At an industry breakfast yesterday, the commercial real estate brokers at Cushman & Wakefield announced that New York City has reached a tipping point: For the first time since 1999, the information and media sector (including technology) beat out financial services terms of office leasing.
In the first quarter of 2012, information and media accounted for 27.8 percent of office leasing by square footage, compared to the financial sector’s 26.3 percent. “New York is not just a financial town anymore,” Cushman’s managing director Ken McCarthy told the Real Deal.
You don’t have to tell Dumbo. Yesterday, the Brooklyn Paper reported that commercial vacancy rates in the neighborhood are down to 2 percent, prompting city planners to try to make Downtown more appealing to Brooklyn’s creative class. “Everyone in the tech industry wants to be in DUMBO,” said the paper. And here we thought the ideal spot was spitting distance from Union Square Ventures.
Betabeat reached out to real estate broker Chris Havens, an expert in Dumbo’s cobblestone streets and East River vistas, to find out more.
According to Mr. Havens, who pegged the vacancy rate at 3 percent, it’s a matter of capacity. Dumbo has 1.26 million square feet of leasable office space across just nine buildings, which Mr. Havens said was equivalent to “a few blocks in Midtown South.” One hundred and fifty leases have already been signed in the last year and a half. “This has been building for a long time and it has a lot more to do with the economy,” he said noting the proliferation of graphic design, affiliate marketing, consumer tech, architectural, and other creative startups in Dumbo. “It’s getting tighter and tighter and tighter.”
Mr. Havens said three counties in the country dominate in terms of creative business tenants: L.A. county, New York county, and Kings county. “Brooklyn is booming. In fact some people think there are more creatives in BK than Manhattan,” he said, but added a note of skepticism, “Who knows?”
In Dumbo, the two biggest tech tenants are Etsy, “an Ebay for twee people,” as the Brooklyn Paper describes it, and Wireless Generation. The amount of space those two companies have taken up has “pushed other tenants out,” said Mr. Havens.

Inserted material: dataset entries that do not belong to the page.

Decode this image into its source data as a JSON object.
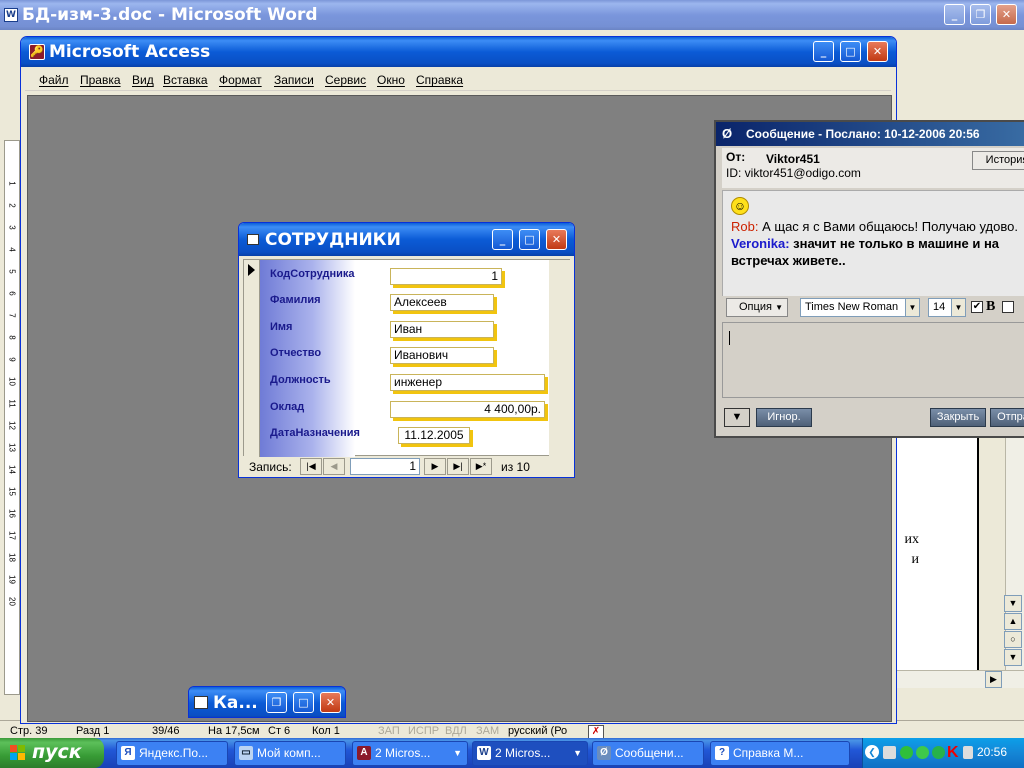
{
  "word": {
    "title": "БД-изм-3.doc - Microsoft Word",
    "page_text": [
      "их",
      "и"
    ],
    "status": {
      "page": "Стр. 39",
      "section": "Разд 1",
      "pages": "39/46",
      "at": "На 17,5см",
      "line": "Ст 6",
      "col": "Кол 1",
      "rec": "ЗАП",
      "trk": "ИСПР",
      "ext": "ВДЛ",
      "ovr": "ЗАМ",
      "lang": "русский (Ро"
    },
    "ruler_numbers": [
      "1",
      "2",
      "3",
      "4",
      "5",
      "6",
      "7",
      "8",
      "9",
      "10",
      "11",
      "12",
      "13",
      "14",
      "15",
      "16",
      "17",
      "18",
      "19",
      "20"
    ]
  },
  "access": {
    "title": "Microsoft Access",
    "menu": [
      "Файл",
      "Правка",
      "Вид",
      "Вставка",
      "Формат",
      "Записи",
      "Сервис",
      "Окно",
      "Справка"
    ]
  },
  "form": {
    "title": "СОТРУДНИКИ",
    "fields": [
      {
        "label": "КодСотрудника",
        "value": "1"
      },
      {
        "label": "Фамилия",
        "value": "Алексеев"
      },
      {
        "label": "Имя",
        "value": "Иван"
      },
      {
        "label": "Отчество",
        "value": "Иванович"
      },
      {
        "label": "Должность",
        "value": "инженер"
      },
      {
        "label": "Оклад",
        "value": "4 400,00р."
      },
      {
        "label": "ДатаНазначения",
        "value": "11.12.2005"
      }
    ],
    "nav": {
      "label": "Запись:",
      "current": "1",
      "total": "из 10"
    }
  },
  "minimized": {
    "title": "Ка..."
  },
  "chat": {
    "title": "Сообщение - Послано: 10-12-2006 20:56",
    "from_label": "От:",
    "from_name": "Viktor451",
    "id_line": "ID: viktor451@odigo.com",
    "history_button": "История",
    "messages": [
      {
        "sender": "Rob:",
        "text": "А щас я с Вами общаюсь! Получаю удово.",
        "sender_color": "#cc2200"
      },
      {
        "sender": "Veronika:",
        "text": "значит не только в машине и на",
        "sender_color": "#1a1acc"
      }
    ],
    "message_cont": "встречах живете..",
    "options_button": "Опция",
    "font_name": "Times New Roman",
    "font_size": "14",
    "bold_label": "B",
    "ignore_button": "Игнор.",
    "close_button": "Закрыть",
    "send_button": "Отпра"
  },
  "taskbar": {
    "start": "пуск",
    "tasks": [
      {
        "label": "Яндекс.По...",
        "active": false
      },
      {
        "label": "Мой комп...",
        "active": false
      },
      {
        "label": "2 Micros...",
        "active": false
      },
      {
        "label": "2 Micros...",
        "active": true
      },
      {
        "label": "Сообщени...",
        "active": false
      },
      {
        "label": "Справка М...",
        "active": false
      }
    ],
    "clock": "20:56"
  }
}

But don’t founders want to be General Assembly-adjacent? “There’s way more tenants like this in Union Square,” Mr. Havens admitted. “But this is $27 dollar [per-square-foot] space. So it doesn’t matter what people like in Manhattan.”
For Brooklyn residents that want to work close by, there are increasingly fewer options, he said. “There’s no space in Fort Greene. Gowanus is tight too. They don’t like Downtown.”

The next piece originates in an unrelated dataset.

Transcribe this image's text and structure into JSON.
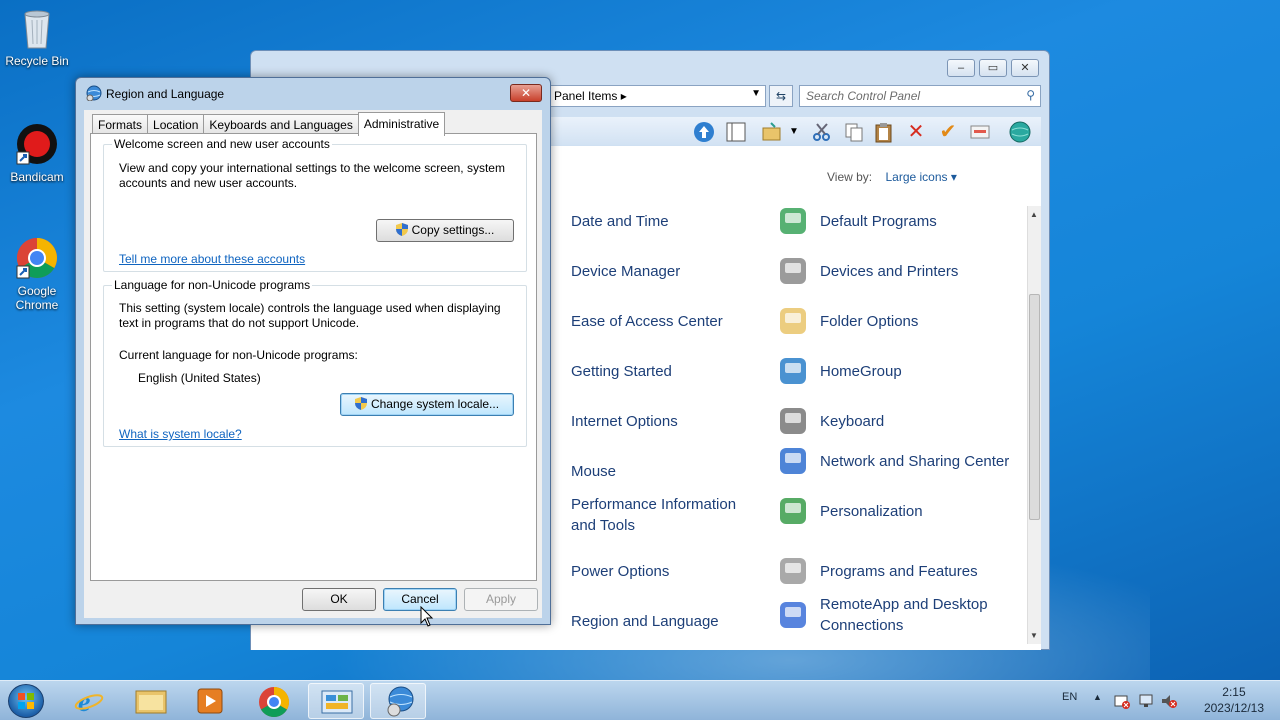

As the Brooklyn Paper notes, neighborhood groups are trying to do something about that.
“The DUMBO Improvement District, Brooklyn Navy Yard, and Downtown Brooklyn Partnership have joined forces to launch a task force seeking ways to nurture the borough’s tech sector, both inside DUMBO and beyond. That includes making Downtown more palatable for startups by improving streetscapes, creating a shuttle-bus system between the startup neighborhoods, and providing attractive commercial space.”
We’re inclined to go with commenter SwampYankee, who wrote, “Because anyone that works in software for a living will tell you a really cool nabe is essential to delivering a quality product in a timely manner. Talent really has nothing to do with it.” But maybe we’re just jelly. Betabeat is stuck in The Observer offices at Hell’s Kitchen, which aside from some standout tacos and a Shake Shack outpost, really lives up to its name.